Dataset records
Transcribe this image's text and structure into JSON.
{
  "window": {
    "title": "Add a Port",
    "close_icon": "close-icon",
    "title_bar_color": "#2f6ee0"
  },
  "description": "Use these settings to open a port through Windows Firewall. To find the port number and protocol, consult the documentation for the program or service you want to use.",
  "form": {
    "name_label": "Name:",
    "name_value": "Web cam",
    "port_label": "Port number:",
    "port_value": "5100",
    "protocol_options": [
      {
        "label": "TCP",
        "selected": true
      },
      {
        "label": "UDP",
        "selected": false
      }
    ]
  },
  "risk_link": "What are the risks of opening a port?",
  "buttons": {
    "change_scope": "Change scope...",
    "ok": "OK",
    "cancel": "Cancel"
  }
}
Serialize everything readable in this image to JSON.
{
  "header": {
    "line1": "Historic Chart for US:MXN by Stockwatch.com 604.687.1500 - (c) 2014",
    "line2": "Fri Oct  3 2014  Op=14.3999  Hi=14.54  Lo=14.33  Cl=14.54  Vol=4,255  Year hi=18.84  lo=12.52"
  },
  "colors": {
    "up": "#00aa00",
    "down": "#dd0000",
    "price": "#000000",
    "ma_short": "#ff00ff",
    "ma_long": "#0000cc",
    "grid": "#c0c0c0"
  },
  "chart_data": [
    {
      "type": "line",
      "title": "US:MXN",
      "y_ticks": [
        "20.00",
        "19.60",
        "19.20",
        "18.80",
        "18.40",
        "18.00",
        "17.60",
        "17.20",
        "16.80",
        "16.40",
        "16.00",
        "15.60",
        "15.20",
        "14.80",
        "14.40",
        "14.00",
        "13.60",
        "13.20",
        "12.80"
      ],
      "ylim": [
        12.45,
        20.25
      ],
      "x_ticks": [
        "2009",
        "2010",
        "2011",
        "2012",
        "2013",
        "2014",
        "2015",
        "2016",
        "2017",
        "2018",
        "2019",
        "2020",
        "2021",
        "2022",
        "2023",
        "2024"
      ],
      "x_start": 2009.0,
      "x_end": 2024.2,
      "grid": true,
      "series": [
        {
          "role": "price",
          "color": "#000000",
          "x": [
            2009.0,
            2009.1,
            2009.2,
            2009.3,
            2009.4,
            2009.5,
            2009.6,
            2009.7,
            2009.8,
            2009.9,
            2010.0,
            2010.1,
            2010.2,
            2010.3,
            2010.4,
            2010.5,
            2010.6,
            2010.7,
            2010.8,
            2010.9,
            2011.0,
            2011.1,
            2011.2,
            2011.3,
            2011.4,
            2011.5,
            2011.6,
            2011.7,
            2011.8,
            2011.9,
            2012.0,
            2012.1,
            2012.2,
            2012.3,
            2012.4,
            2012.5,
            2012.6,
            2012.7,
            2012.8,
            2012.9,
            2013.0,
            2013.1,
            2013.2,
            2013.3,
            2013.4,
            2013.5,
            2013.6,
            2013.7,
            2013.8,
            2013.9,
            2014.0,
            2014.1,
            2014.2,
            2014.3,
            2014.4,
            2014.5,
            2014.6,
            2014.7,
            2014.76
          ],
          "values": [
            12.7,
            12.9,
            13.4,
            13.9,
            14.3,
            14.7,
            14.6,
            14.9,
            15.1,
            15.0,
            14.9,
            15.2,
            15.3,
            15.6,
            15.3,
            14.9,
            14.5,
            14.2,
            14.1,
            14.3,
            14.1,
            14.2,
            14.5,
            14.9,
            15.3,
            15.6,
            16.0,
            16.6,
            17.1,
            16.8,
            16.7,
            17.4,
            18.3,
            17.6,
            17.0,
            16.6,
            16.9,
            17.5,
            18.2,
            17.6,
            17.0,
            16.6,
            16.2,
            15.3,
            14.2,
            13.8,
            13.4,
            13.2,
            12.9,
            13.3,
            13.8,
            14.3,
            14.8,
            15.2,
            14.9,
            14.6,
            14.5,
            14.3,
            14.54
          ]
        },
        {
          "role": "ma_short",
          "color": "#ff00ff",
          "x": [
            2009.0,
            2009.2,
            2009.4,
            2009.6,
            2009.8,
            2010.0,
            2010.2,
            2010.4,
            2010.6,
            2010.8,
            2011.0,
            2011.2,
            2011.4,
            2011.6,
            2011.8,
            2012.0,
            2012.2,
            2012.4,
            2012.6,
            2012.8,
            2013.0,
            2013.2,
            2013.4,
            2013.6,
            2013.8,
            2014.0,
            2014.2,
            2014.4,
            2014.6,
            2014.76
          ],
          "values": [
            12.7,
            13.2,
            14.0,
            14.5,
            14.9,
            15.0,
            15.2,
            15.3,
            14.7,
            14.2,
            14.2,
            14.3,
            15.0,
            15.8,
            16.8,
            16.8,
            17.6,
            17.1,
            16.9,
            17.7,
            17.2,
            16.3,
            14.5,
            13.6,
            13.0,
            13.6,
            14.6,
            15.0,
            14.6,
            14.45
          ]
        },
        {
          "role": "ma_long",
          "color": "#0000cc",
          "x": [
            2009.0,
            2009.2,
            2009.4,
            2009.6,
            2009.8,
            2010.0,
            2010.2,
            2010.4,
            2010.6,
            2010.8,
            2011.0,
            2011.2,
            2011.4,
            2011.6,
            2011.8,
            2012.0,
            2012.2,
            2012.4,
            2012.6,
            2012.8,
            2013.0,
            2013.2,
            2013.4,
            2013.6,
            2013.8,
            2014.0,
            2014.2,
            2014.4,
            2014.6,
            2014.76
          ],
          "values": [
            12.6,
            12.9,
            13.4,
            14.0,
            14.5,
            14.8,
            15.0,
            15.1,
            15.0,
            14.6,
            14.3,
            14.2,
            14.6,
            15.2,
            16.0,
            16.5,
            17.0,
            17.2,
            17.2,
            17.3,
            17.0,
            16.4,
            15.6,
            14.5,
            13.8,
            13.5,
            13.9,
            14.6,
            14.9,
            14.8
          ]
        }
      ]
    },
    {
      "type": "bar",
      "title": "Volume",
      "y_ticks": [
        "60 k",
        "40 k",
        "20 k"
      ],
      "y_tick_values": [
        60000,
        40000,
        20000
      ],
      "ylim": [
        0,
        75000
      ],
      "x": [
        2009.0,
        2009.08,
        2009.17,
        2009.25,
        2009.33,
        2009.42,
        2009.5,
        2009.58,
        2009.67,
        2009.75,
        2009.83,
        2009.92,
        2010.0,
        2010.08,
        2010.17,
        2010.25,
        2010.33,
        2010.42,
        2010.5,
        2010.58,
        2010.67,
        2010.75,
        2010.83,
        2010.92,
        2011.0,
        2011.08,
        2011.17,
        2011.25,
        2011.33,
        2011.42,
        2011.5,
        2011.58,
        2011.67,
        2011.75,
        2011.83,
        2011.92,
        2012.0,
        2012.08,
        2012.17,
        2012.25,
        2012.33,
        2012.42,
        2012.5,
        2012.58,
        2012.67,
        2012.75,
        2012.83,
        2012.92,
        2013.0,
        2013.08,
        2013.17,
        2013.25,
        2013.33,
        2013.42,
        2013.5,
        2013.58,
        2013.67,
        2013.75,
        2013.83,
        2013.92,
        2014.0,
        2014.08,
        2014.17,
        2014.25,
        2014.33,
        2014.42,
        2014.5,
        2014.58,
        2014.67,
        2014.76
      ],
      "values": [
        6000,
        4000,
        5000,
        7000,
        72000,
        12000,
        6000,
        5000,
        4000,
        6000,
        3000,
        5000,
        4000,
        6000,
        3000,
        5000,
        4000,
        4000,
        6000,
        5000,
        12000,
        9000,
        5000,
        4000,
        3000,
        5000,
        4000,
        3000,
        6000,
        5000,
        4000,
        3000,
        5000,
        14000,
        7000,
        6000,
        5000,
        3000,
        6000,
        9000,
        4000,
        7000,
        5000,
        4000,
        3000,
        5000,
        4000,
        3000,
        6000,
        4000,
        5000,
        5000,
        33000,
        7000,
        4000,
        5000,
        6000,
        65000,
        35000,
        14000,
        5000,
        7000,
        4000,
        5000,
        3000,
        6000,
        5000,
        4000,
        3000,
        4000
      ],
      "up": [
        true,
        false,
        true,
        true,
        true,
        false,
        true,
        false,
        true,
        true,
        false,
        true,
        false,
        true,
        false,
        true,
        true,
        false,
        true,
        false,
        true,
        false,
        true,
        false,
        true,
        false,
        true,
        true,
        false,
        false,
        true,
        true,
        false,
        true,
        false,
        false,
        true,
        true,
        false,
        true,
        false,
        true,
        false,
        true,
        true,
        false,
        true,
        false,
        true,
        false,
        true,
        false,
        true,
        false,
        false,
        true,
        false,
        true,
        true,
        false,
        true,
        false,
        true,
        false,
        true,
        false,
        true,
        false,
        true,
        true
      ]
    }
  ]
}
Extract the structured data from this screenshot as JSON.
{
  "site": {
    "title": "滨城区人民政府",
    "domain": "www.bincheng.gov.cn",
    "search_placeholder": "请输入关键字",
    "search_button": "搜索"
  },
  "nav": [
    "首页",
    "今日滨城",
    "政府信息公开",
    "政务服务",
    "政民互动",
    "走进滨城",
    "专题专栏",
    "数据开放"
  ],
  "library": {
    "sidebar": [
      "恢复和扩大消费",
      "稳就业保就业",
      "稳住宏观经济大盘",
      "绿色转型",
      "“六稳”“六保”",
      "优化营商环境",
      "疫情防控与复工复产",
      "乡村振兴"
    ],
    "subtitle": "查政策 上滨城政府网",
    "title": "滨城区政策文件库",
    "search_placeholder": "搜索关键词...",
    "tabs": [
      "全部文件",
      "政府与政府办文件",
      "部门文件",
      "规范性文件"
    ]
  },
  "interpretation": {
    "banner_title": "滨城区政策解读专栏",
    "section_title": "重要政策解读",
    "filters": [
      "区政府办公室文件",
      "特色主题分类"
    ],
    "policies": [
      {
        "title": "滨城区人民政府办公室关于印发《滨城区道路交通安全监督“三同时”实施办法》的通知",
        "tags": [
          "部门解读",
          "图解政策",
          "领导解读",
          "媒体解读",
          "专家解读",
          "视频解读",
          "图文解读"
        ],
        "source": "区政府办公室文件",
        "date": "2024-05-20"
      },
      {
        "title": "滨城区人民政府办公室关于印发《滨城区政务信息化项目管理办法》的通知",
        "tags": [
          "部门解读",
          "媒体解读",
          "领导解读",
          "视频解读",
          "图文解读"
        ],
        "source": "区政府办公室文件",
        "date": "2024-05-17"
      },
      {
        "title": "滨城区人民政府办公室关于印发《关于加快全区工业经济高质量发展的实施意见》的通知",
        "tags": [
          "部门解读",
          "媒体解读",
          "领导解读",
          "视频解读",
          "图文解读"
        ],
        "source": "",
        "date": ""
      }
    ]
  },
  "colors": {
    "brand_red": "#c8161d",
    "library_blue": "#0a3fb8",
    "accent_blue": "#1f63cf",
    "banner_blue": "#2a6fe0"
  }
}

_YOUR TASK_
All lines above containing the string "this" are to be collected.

_WRITTEN SOLUTION_
Transcribe this image's text and structure into JSON.
Serialize everything readable in this image to JSON.
Extract the structured data from this screenshot as JSON.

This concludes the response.